For some reason, SWAT Kats is considered an obscure show. This was despite it being the highest rated cartoon in syndication during its run. Ted Turner, wanting to make sure that cartoon enthusiasts had a chance to hate him as much as classic movie buffs and professional wrestling fans already do, pushed hard for it to be canceled so they could focus on shows that didn’t “encourage kids to shoot people.” Despite the people who actually created the show telling him that it wasn’t for kids.
Seriously Ted, fuck you.

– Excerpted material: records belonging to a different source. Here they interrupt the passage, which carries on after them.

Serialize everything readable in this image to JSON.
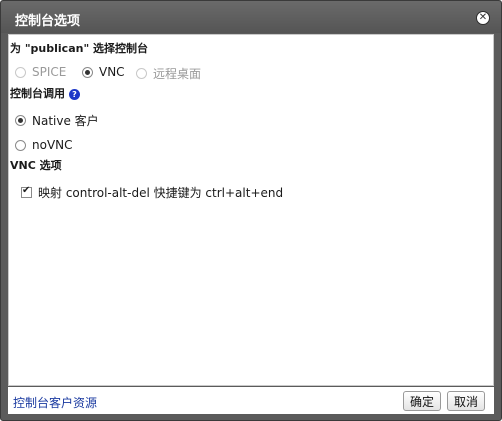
{
  "dialog": {
    "title": "控制台选项",
    "close_icon": "close-icon",
    "close_glyph": "✕"
  },
  "console_select": {
    "label": "为 \"publican\" 选择控制台",
    "options": [
      {
        "label": "SPICE",
        "checked": false,
        "disabled": true
      },
      {
        "label": "VNC",
        "checked": true,
        "disabled": false
      },
      {
        "label": "远程桌面",
        "checked": false,
        "disabled": true
      }
    ]
  },
  "console_invocation": {
    "label": "控制台调用",
    "help_icon": "help-icon",
    "help_glyph": "?",
    "options": [
      {
        "label": "Native 客户",
        "checked": true
      },
      {
        "label": "noVNC",
        "checked": false
      }
    ]
  },
  "vnc_options": {
    "label": "VNC 选项",
    "map_cad_label": "映射 control-alt-del 快捷键为 ctrl+alt+end",
    "map_cad_checked": true
  },
  "footer": {
    "link_label": "控制台客户资源",
    "ok_label": "确定",
    "cancel_label": "取消"
  }
}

Right on the corner of Gargoyles Street and SWAT Kats Drive would be Exosquad. Once again, not really a show that was geared towards kids, but in the early 90s network execs thought anything animated was targeting the same audience as Disney’s Adventures of the Gummi Bears. If that same audience turned on an episode of Exosquad, they’d see permanent death, bloodshed, good guys doing bad things and bad guys doing good things, realistic representations of prejudice, and a whole lot of questioning towards the necessity of war and all the tragedies it causes. Pretty much all kinds of serious things parents don’t feel like talking to their kids about until they are old enough to vote.
Exosquad is incredibly underrated, criminally so even, and holds up against almost anything from the Land of the Rising Sun. Like SWAT Kats, it was canceled despite being well received. Maybe I should have named this article “Cartoons from the 90s that would be canceled today AND the 90s because they totally were. Seriously, it is like nobody knows what the fuck “good” is.”
Might have been too wordy though.
Courage the Cowardly Dog
Speaking of me stretching the definition of my articles to include shows I want to talk about, Courage the Cowardly Dog barely makes the cut for the 90s. It debuted in November of 1999 and ran until 2002, but hey the 90s are the 90s. Plus Courage was a truly fucked up show. Following the adventures of the titular high strung dog as he is loved and abused by his elderly owners, this show wandered its way into nightmare territory every ten minutes. I can’t even think of a singular example to use in a witty analogy like “this part is creepier than something creepy from a different thing” because of how often Courage had a justifiable reason to be cowardly. All you have to say to somebody who is familiar with this show is “Freaky Fred” if you want to watch somebody pee their pants.
Have fun sleeping!
Ren & Stimpy
If you haven’t seen Ren & Stimpy and I need to explain why it is still mindblowing that it was actually on television, on Nickelodeon no less, you have been living one sheltered life.
If there was ever a Saturday morning cartoon that could be considered “too smart” it would be the Animaniacs. There are jokes in this show that I’m still not old enough to get. Not only that, but Yakko, Wakko, and Dot probably cost more censors jobs than every recession combined. If you Google the term “subversive” I give even odds that you can find one definition that, in lieu of words, is a picture of three anthropomorphic dog/cat things trying to make out with an incredibly busty nurse.